July 4th saw us on Lake Panorama most of the day with the Neighborhood. Thank you M & H and C & H for sharing the lake house and those of you who also came to spend time. Actually - they would have all been together anyway - we just showed up!

There were about 11 kids and same number of adults. It was a pretty drizzley day but we had some great food and a great time visiting. We miss the neighborhood! Fortunately the evening cleared up and I am showing you this really, awful blurry pic just to give an impression of all the boats waiting on the water for the fireworks. And this way, I don't feel a need to ask M & C for permission to use their photo - I can 't even tell who else is on there with them it's so blurry. The fireworks were good and we haven't missed a 4th in the US yet since we moved! The girls really enjoy it - proud to be Americans.
That Sunday we went to our home church, Valley and spend time that day/evening with friends from church/worship team. It was great to reconnect with friends I haven't 'seen' in a while but who I stay in touch with regularly. Some of their families have grown since we left - there are still some little ones and another on the way. And the guys had MORE fun with left-over fireworks. Thanks to the L's for opening up their home and hosting us all - thank you, thank you.

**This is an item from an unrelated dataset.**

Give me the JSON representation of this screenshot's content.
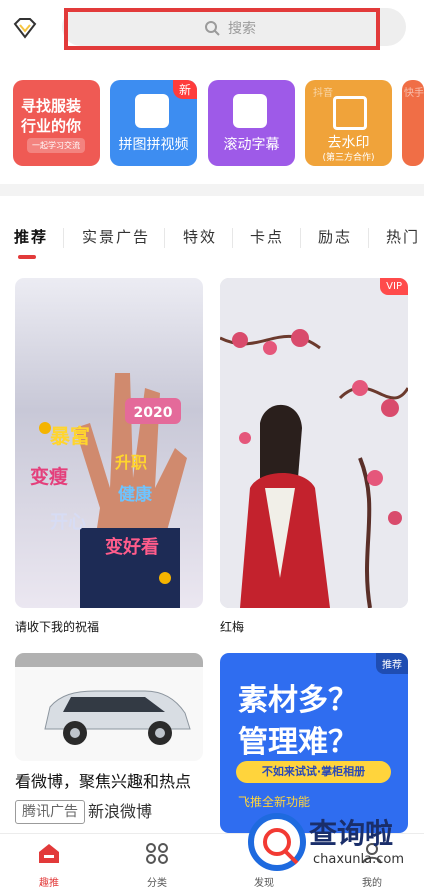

And here is the funniest crew of little/big girls who played all day and then again the next and then hugged and hugged when it was time to go. I hope that even though long distance, their friendship will continue over time in some way, shape and form.
Monday we had a get together with the business crowd - KPMG Des Moines. Great to see so many of the co-workers and their growing families. When we first arrived, we were one of only a couple families in the office. Most of his 'team' were married but when we had 'team' dinners, ours were the only kids. Now - it's a nursery. I think there were 7 babies under 18 months at one point in the P's living room.

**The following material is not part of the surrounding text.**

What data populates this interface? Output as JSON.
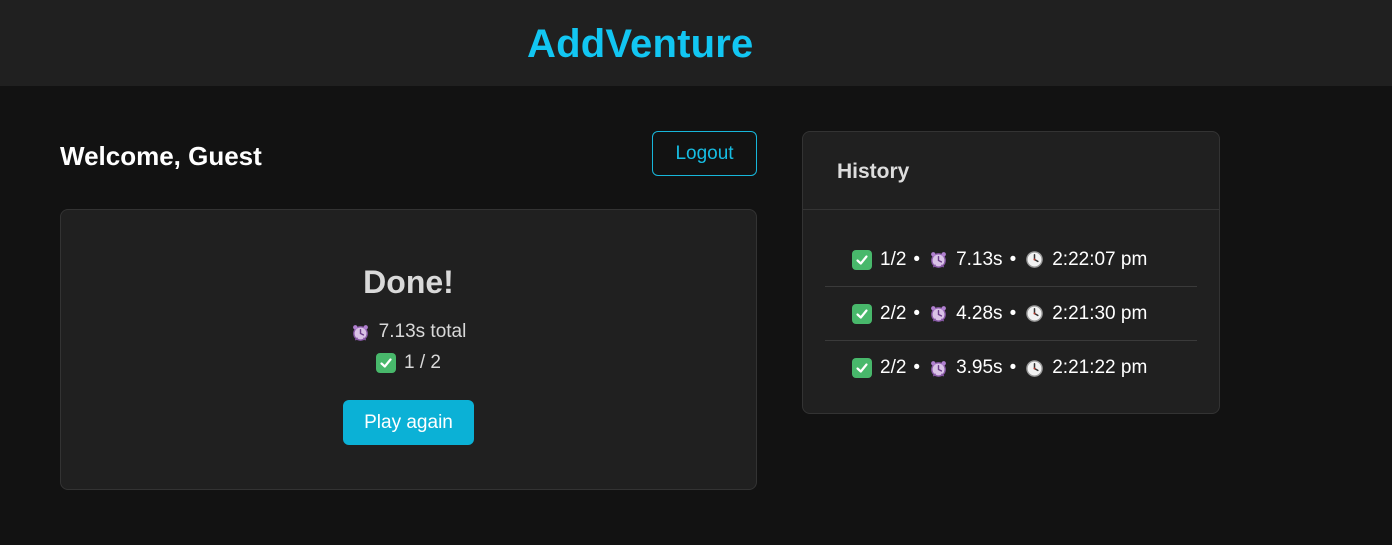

Thanks to the P's for hosting that get together. I did have a moment of house envy when N was showing me around. They have a 'hidden' pantry that is the size of my kitchen! No joke! I was in love. And I forgot to take a pic. Probably better that way. :)

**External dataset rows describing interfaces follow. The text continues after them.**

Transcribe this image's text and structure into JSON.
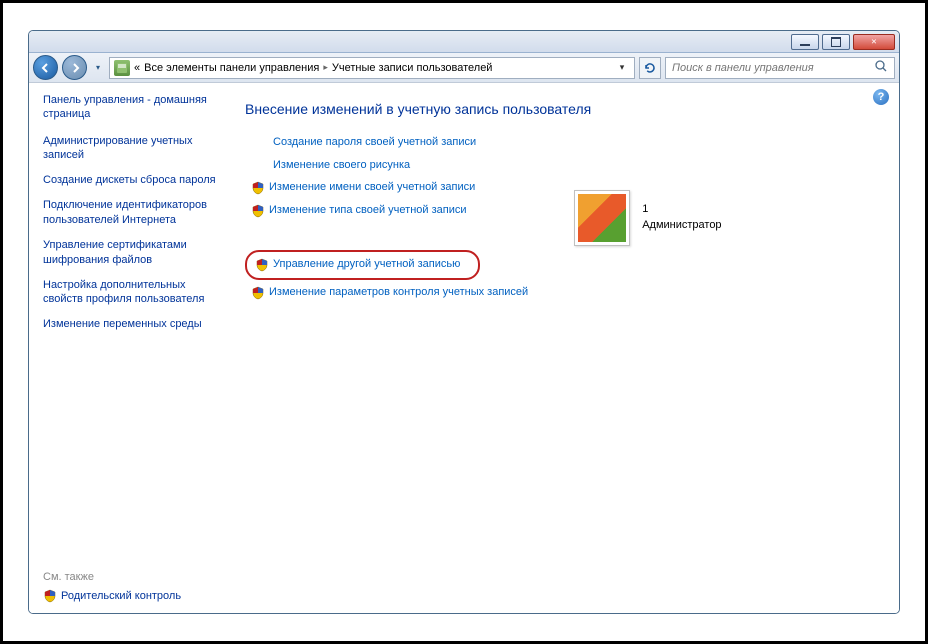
{
  "breadcrumbs": {
    "root_prefix": "«",
    "root": "Все элементы панели управления",
    "current": "Учетные записи пользователей"
  },
  "search": {
    "placeholder": "Поиск в панели управления"
  },
  "sidebar": {
    "home": "Панель управления - домашняя страница",
    "links": [
      "Администрирование учетных записей",
      "Создание дискеты сброса пароля",
      "Подключение идентификаторов пользователей Интернета",
      "Управление сертификатами шифрования файлов",
      "Настройка дополнительных свойств профиля пользователя",
      "Изменение переменных среды"
    ],
    "see_also": "См. также",
    "parental": "Родительский контроль"
  },
  "main": {
    "heading": "Внесение изменений в учетную запись пользователя",
    "tasks_plain": [
      "Создание пароля своей учетной записи",
      "Изменение своего рисунка"
    ],
    "tasks_shield": [
      "Изменение имени своей учетной записи",
      "Изменение типа своей учетной записи"
    ],
    "task_highlight": "Управление другой учетной записью",
    "task_after": "Изменение параметров контроля учетных записей",
    "account": {
      "name": "1",
      "role": "Администратор"
    }
  }
}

We headed back to Minnesota on the 7th and what trip to Minneapolis is complete without a Mall of America stop? So while I once again ran around crossing items off my shopping list (nothing exciting just necessities - makeup counts, right?), Bart was in charge of the girls in the amusement park.
I did do something else fun in the Mall but will save that for next post.
We were able to spend some good time with Bart's family and went to Wisc. for a day visit at his Aunt & Uncle's place (his mom's sister). His Uncle is a retired dairy farmer who sold his operation/property some time ago but not the house property. So they still live right there next to the barn/dairy.
The girls wanted to say 'Hi' to the cows. "Hi Cows"
And then went to play on the swing set - that their Dad used to play on!
We spend more time in Minn. with Bart's parents and extended family. We also enjoyed meeting Bart's nephew (19 mo's) for the first time - the girls helped keep him occupied.
Our time in the US was jam-packed but we enjoyed each and every visit. We didn't let down until we got on the plane for home. We did everything we had set out to do in the US and had a safe and healthy journey all the way around.
We are truly thankful and very blessed to have our Family and Friends. Thanks again to each and every one of you! God Bless.
At this rate, I may catch up with posting by time school starts - Aug. 17th. It's almost here! Have to do some Back to School shopping today and get Rachel's cell phone and get her bus/train pass and ....... get our head's wrapped around Middle School!